Scientific American: How did the museum influence you as a child and in your early career?
Ellen Stofan: It was just this awe-inspiring place. There's a difference between hearing the stories of the Wright brothers and looking at the Wright Flyer airplane in front of you or seeing an Apollo capsule and rubbing a moon rock. Then, after my sophomore year in college, I had an internship at the museum, where I did whatever needed to be done as the low-level intern coming in for the summer. And I loved it. To me, it was the biggest thrill in the world to walk through those doors in the morning before the museum opened and just look around that place and think, “This is magical. It can't get any better than this.”
How does it feel to be the museum's director and the first woman leader?
It's daunting. It's intimidating. I feel incredibly honored to lead the museum, and I'm incredibly excited.
If you could accomplish one goal in your new job, what would it be?
I'm always asking, “Are we doing the best possible job we can to inspire that next generation of explorers?” I want to make sure we're telling the stories that haven't been highlighted before, like what we've seen in the past few years with the book and film Hidden Figures, about the African-American women who supported the space program. No matter what child comes into the museum, they should see themselves in those accomplishments. To me, that's what helps to inspire the next generation. I want them not only to look at the amazing time period we're walking into but to ask, “How can I be part of this?”

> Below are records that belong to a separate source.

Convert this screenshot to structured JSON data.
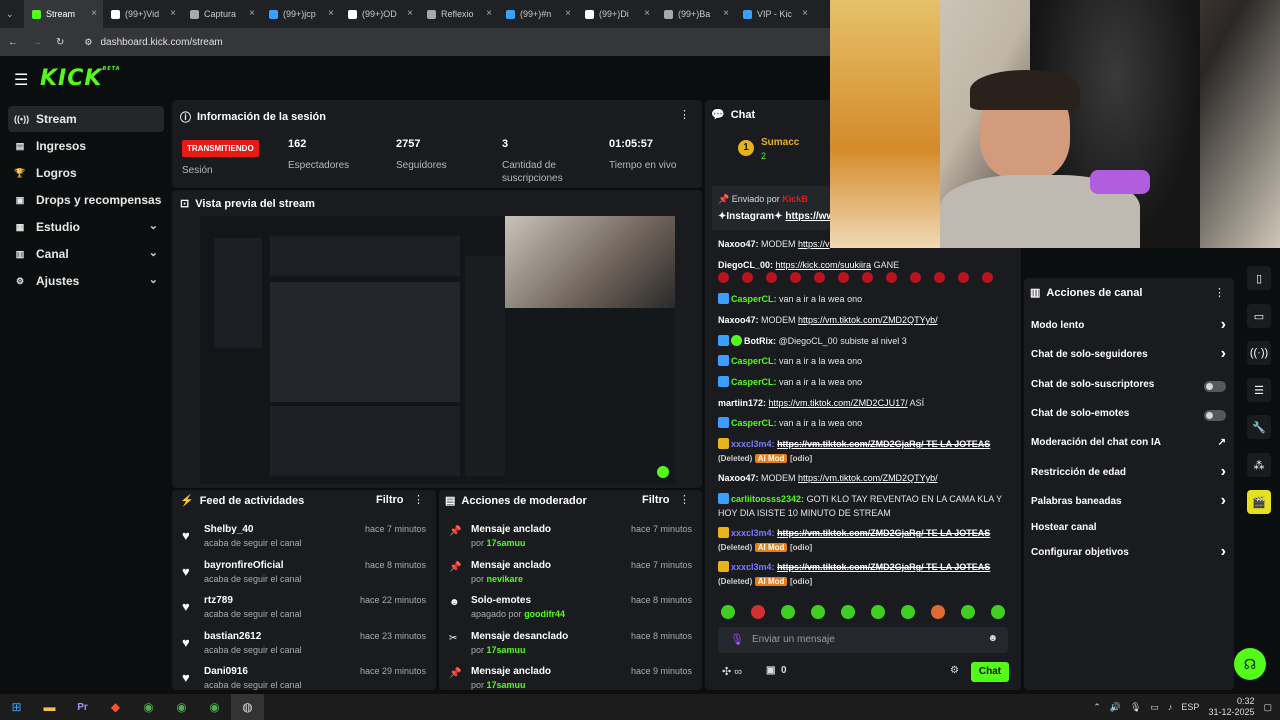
{
  "browser": {
    "tabs": [
      {
        "label": "Stream",
        "active": true
      },
      {
        "label": "(99+)Vid"
      },
      {
        "label": "Captura"
      },
      {
        "label": "(99+)jcp"
      },
      {
        "label": "(99+)OD"
      },
      {
        "label": "Reflexio"
      },
      {
        "label": "(99+)#n"
      },
      {
        "label": "(99+)Di"
      },
      {
        "label": "(99+)Ba"
      },
      {
        "label": "VIP - Kic"
      }
    ],
    "url": "dashboard.kick.com/stream"
  },
  "logo": {
    "text": "KICK",
    "sup": "BETA"
  },
  "sidebar": {
    "items": [
      {
        "label": "Stream",
        "icon": "broadcast-icon"
      },
      {
        "label": "Ingresos",
        "icon": "money-icon"
      },
      {
        "label": "Logros",
        "icon": "trophy-icon"
      },
      {
        "label": "Drops y recompensas",
        "icon": "gift-icon"
      },
      {
        "label": "Estudio",
        "icon": "clapper-icon",
        "chevron": "v"
      },
      {
        "label": "Canal",
        "icon": "channel-icon",
        "chevron": "v"
      },
      {
        "label": "Ajustes",
        "icon": "gear-icon",
        "chevron": "v"
      }
    ]
  },
  "session": {
    "title": "Información de la sesión",
    "status": "TRANSMITIENDO",
    "status_label": "Sesión",
    "stats": [
      {
        "value": "162",
        "label": "Espectadores"
      },
      {
        "value": "2757",
        "label": "Seguidores"
      },
      {
        "value": "3",
        "label": "Cantidad de suscripciones"
      },
      {
        "value": "01:05:57",
        "label": "Tiempo en vivo"
      }
    ]
  },
  "preview": {
    "title": "Vista previa del stream"
  },
  "feed": {
    "title": "Feed de actividades",
    "filter": "Filtro",
    "items": [
      {
        "name": "Shelby_40",
        "sub": "acaba de seguir el canal",
        "time": "hace 7 minutos"
      },
      {
        "name": "bayronfireOficial",
        "sub": "acaba de seguir el canal",
        "time": "hace 8 minutos"
      },
      {
        "name": "rtz789",
        "sub": "acaba de seguir el canal",
        "time": "hace 22 minutos"
      },
      {
        "name": "bastian2612",
        "sub": "acaba de seguir el canal",
        "time": "hace 23 minutos"
      },
      {
        "name": "Dani0916",
        "sub": "acaba de seguir el canal",
        "time": "hace 29 minutos"
      }
    ]
  },
  "mod": {
    "title": "Acciones de moderador",
    "filter": "Filtro",
    "items": [
      {
        "title": "Mensaje anclado",
        "by": "por",
        "user": "17samuu",
        "time": "hace 7 minutos",
        "icon": "pin-icon"
      },
      {
        "title": "Mensaje anclado",
        "by": "por",
        "user": "nevikare",
        "time": "hace 7 minutos",
        "icon": "pin-icon"
      },
      {
        "title": "Solo-emotes",
        "by": "apagado por",
        "user": "goodifr44",
        "time": "hace 8 minutos",
        "icon": "smile-icon"
      },
      {
        "title": "Mensaje desanclado",
        "by": "por",
        "user": "17samuu",
        "time": "hace 8 minutos",
        "icon": "unpin-icon"
      },
      {
        "title": "Mensaje anclado",
        "by": "por",
        "user": "17samuu",
        "time": "hace 9 minutos",
        "icon": "pin-icon"
      }
    ]
  },
  "chat": {
    "title": "Chat",
    "top_user": "Sumacc",
    "top_rank": "1",
    "top_count": "2",
    "pinned_by": "Enviado por",
    "pinned_user": "KickB",
    "pinned_text": "✦Instagram✦",
    "pinned_link": "https://ww",
    "messages": [
      {
        "user": "Naxoo47:",
        "color": "#ffffff",
        "text": "MODEM",
        "link": "https://v"
      },
      {
        "user": "DiegoCL_00:",
        "color": "#ffffff",
        "text": "",
        "link": "https://kick.com/suukiira",
        "after": "GANE"
      },
      {
        "user": "CasperCL:",
        "color": "#53fc18",
        "text": "van a ir a la wea ono"
      },
      {
        "user": "Naxoo47:",
        "color": "#ffffff",
        "text": "MODEM",
        "link": "https://vm.tiktok.com/ZMD2QTYyb/"
      },
      {
        "user": "BotRix:",
        "color": "#ffffff",
        "text": "@DiegoCL_00 subiste al nivel 3"
      },
      {
        "user": "CasperCL:",
        "color": "#53fc18",
        "text": "van a ir a la wea ono"
      },
      {
        "user": "CasperCL:",
        "color": "#53fc18",
        "text": "van a ir a la wea ono"
      },
      {
        "user": "martiin172:",
        "color": "#ffffff",
        "text": "",
        "link": "https://vm.tiktok.com/ZMD2CJU17/",
        "after": "ASÍ"
      },
      {
        "user": "CasperCL:",
        "color": "#53fc18",
        "text": "van a ir a la wea ono"
      },
      {
        "user": "xxxcl3m4:",
        "color": "#7a7aff",
        "text": "",
        "link": "https://vm.tiktok.com/ZMD2GjaRg/ TE LA JOTEAS",
        "deleted": "(Deleted)",
        "mod": "AI Mod",
        "tag": "[odio]"
      },
      {
        "user": "Naxoo47:",
        "color": "#ffffff",
        "text": "MODEM",
        "link": "https://vm.tiktok.com/ZMD2QTYyb/"
      },
      {
        "user": "carliitoosss2342:",
        "color": "#53fc18",
        "text": "GOTI KLO TAY REVENTAO EN LA CAMA KLA Y HOY DIA ISISTE 10 MINUTO DE STREAM"
      },
      {
        "user": "xxxcl3m4:",
        "color": "#7a7aff",
        "text": "",
        "link": "https://vm.tiktok.com/ZMD2GjaRg/ TE LA JOTEAS",
        "deleted": "(Deleted)",
        "mod": "AI Mod",
        "tag": "[odio]"
      },
      {
        "user": "xxxcl3m4:",
        "color": "#7a7aff",
        "text": "",
        "link": "https://vm.tiktok.com/ZMD2GjaRg/ TE LA JOTEAS",
        "deleted": "(Deleted)",
        "mod": "AI Mod",
        "tag": "[odio]"
      }
    ],
    "input_placeholder": "Enviar un mensaje",
    "infinity": "∞",
    "gift_count": "0",
    "send_label": "Chat"
  },
  "channel_actions": {
    "title": "Acciones de canal",
    "items": [
      {
        "label": "Modo lento",
        "kind": "chevron"
      },
      {
        "label": "Chat de solo-seguidores",
        "kind": "chevron"
      },
      {
        "label": "Chat de solo-suscriptores",
        "kind": "toggle"
      },
      {
        "label": "Chat de solo-emotes",
        "kind": "toggle"
      },
      {
        "label": "Moderación del chat con IA",
        "kind": "external"
      },
      {
        "label": "Restricción de edad",
        "kind": "chevron"
      },
      {
        "label": "Palabras baneadas",
        "kind": "chevron"
      },
      {
        "label": "Hostear canal",
        "kind": "none"
      },
      {
        "label": "Configurar objetivos",
        "kind": "chevron"
      }
    ]
  },
  "tray": {
    "lang": "ESP",
    "time": "0:32",
    "date": "31-12-2025"
  },
  "colors": {
    "accent": "#53fc18",
    "live": "#e91916",
    "panel": "#191b1f",
    "bg": "#0b0e0f"
  }
}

Why do you think the museum is so popular?
I think that space and aviation—pushing the boundaries, getting off the surface of Earth, up into the sky and then out into space—inspire all kids and the kid in all of us. I believe that's what drives people to the museum—that wow factor: “Wow, what great things we can accomplish when we put our minds to it.”
Can museums like yours help to combat the so-called post-truth era?
I hope so. I think a lot of people honestly are confused. They don't know where information is coming from. But we are a museum that says, “Look, we can lay out for you step by step where this information comes from and how our scientists use this information to better understand not just our planet but all the planets of the solar system and worlds beyond our solar system.” We can help people put science, the scientific process and fact-based thinking into practice.